The GM "Defective Door Latch" Case
Why An Alabama Jury Hit General Motors with Punitive Damages
The Lowndes County, Alabama, jury that assessed $100 million in punitive damages against the General Motors Corporation on Monday, June 3, 1996, for selling vehicles with dangerously defective door latches did so only after it learned that:
at least 112 people have been killed or injured when the "type III" door latches on GM vehicles failed, resulting in occupants being ejected from the vehicles;
GM's own engineers reported in the 1980s that the performance of the type III door latch was a "problem," "substandard," and "unacceptable," and that the door latch even failed GM's own crash tests;
a 1982 study by a GM engineer concluded that there would be 18,000 door openings each year in wrecks involving GM vehicles equipped with type III door latches;
after it considered -- and rejected -- a recall, GM documents indicate that it destroyed its entire inventory of type III door latches;
GM deliberately chose not to recall and fix the defective door latches because company documents reveal that GM thought a recall would cost too much -- about $916 million; and
GM routinely settled defective door latch cases until 1994, which is when an eight-year statute of limitations expired, preventing the federal government from ordering a recall of the more than 30 million GM cars still on the road with type III door latches. GM told The Wall Street Journal that the timing was "pure coincidence."
The Alabama verdict came in the case brought by Alex Hardy and his wife, Thelma. As a result of an August 3, 1991, accident, Mr. Hardy was permanently paralyzed below the waist and confined to a wheelchair for life. Mr. Hardy, now 42, was driving his 1987 S-10 Chevrolet Blazer when the rear axle of the vehicle broke, causing it to rollover. Mr. Hardy was ejected from the vehicle during the rollover when the driver's side door came open due to a defective door latch.

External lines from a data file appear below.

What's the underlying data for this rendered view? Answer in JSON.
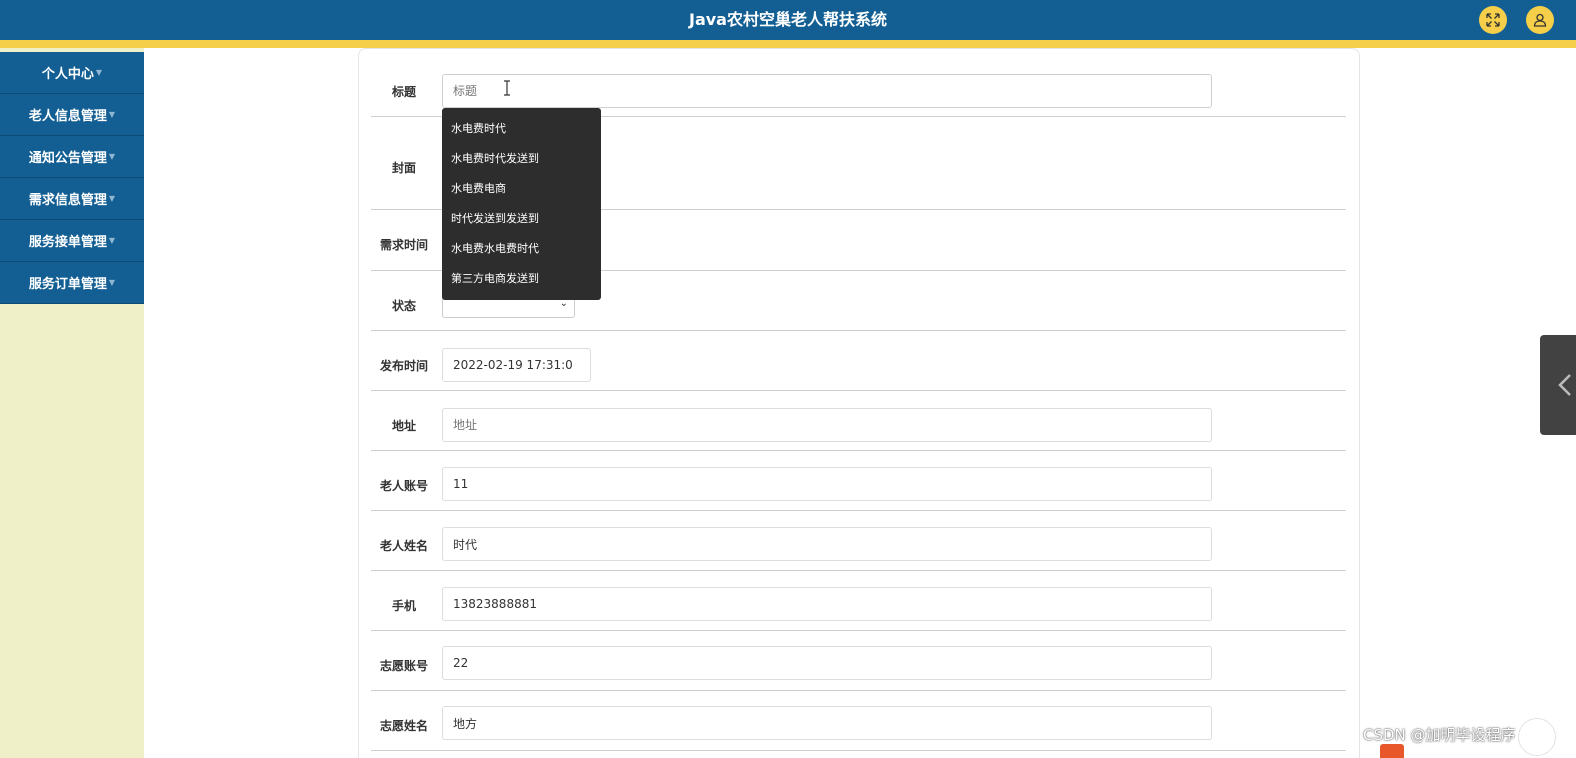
{
  "header": {
    "title": "Java农村空巢老人帮扶系统",
    "fullscreen_icon": "expand-icon",
    "user_icon": "user-icon"
  },
  "sidebar": {
    "items": [
      {
        "label": "个人中心"
      },
      {
        "label": "老人信息管理"
      },
      {
        "label": "通知公告管理"
      },
      {
        "label": "需求信息管理"
      },
      {
        "label": "服务接单管理"
      },
      {
        "label": "服务订单管理"
      }
    ]
  },
  "form": {
    "title": {
      "label": "标题",
      "placeholder": "标题",
      "value": ""
    },
    "cover": {
      "label": "封面"
    },
    "demand_time": {
      "label": "需求时间"
    },
    "status": {
      "label": "状态",
      "value": ""
    },
    "publish_time": {
      "label": "发布时间",
      "value": "2022-02-19 17:31:0"
    },
    "address": {
      "label": "地址",
      "placeholder": "地址",
      "value": ""
    },
    "elder_account": {
      "label": "老人账号",
      "value": "11"
    },
    "elder_name": {
      "label": "老人姓名",
      "value": "时代"
    },
    "phone": {
      "label": "手机",
      "value": "13823888881"
    },
    "volunteer_account": {
      "label": "志愿账号",
      "value": "22"
    },
    "volunteer_name": {
      "label": "志愿姓名",
      "value": "地方"
    }
  },
  "autocomplete": {
    "items": [
      "水电费时代",
      "水电费时代发送到",
      "水电费电商",
      "时代发送到发送到",
      "水电费水电费时代",
      "第三方电商发送到"
    ]
  },
  "watermark": {
    "text": "CSDN @加明毕设程序"
  },
  "colors": {
    "header_bg": "#135f94",
    "accent_yellow": "#f6cf4a",
    "sidebar_bg": "#efefc8"
  }
}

At trial, engineering and forensic experts testified that the door latch had failed and that Mr. Hardy was thrown out of the driver's side door. GM's response was to claim that Mr. Hardy had been "drinking and driving." However, there was no evidence of this. A blood alcohol test conducted after the accident showed no alcohol in Mr. Hardy's blood.
The jury awarded Mr. Hardy and his wife $50 million for past and future health care costs, lost income and to compensate Mr. Hardy because he will never walk again. The jury also assessed $100 million in punitive damages against GM for callously putting millions of Americans at risk of death or serious injury.
GM's own documents reveal that company executives considered in 1989 whether to recall all type III door latches and replace them with modified latches. The company calculated that 30 million GM vehicles were on the road with type III latches, and that 70 million latches would have to be replaced at a cost of $3.09 per latch plus about $10 for labor to replace each latch. Thus, GM determined that a recall would cost $216 million for parts and $700 million for labor.
However, GM instead conducted a "silent" recall, in which it instructed its dealers to replace problematic type III door latches with new modified latches -- but not to tell customers. In 1989, GM spent more than $1.3 million to destroy its inventory of type III latches. Not one witness from GM came to the trial to deny any of the facts revealed by the company's own documents and tests.
Before 1994, GM settled all cases filed against it alleging that the type III door latch was defective and caused injury or death. By settling cases without conducting discovery, GM avoided producing documents or witnesses from which injured Americans could learn the scope of GM's knowledge about the defective door latches. For example, GM settled cases without even deposing experts who were prepared to testify against the company.
By 1994, GM's strategy had become crystal clear. The company knew that under federal regulations, the government could not order a recall if a defective motor vehicle had been sold more than eight years before the government took action. GM sold the last new cars (1987 model vehicles such as Alex Hardy's) with the type III door latches beginning in September 1986. Thus, by settling cases and not revealing documents or crash tests during this eight-year period, GM evaded the Federal Motor Vehicle Safety law and a potential mandatory recall of these defective vehicles.
Used with permission from The Association of Trial Lawyers of America. All rights reserved.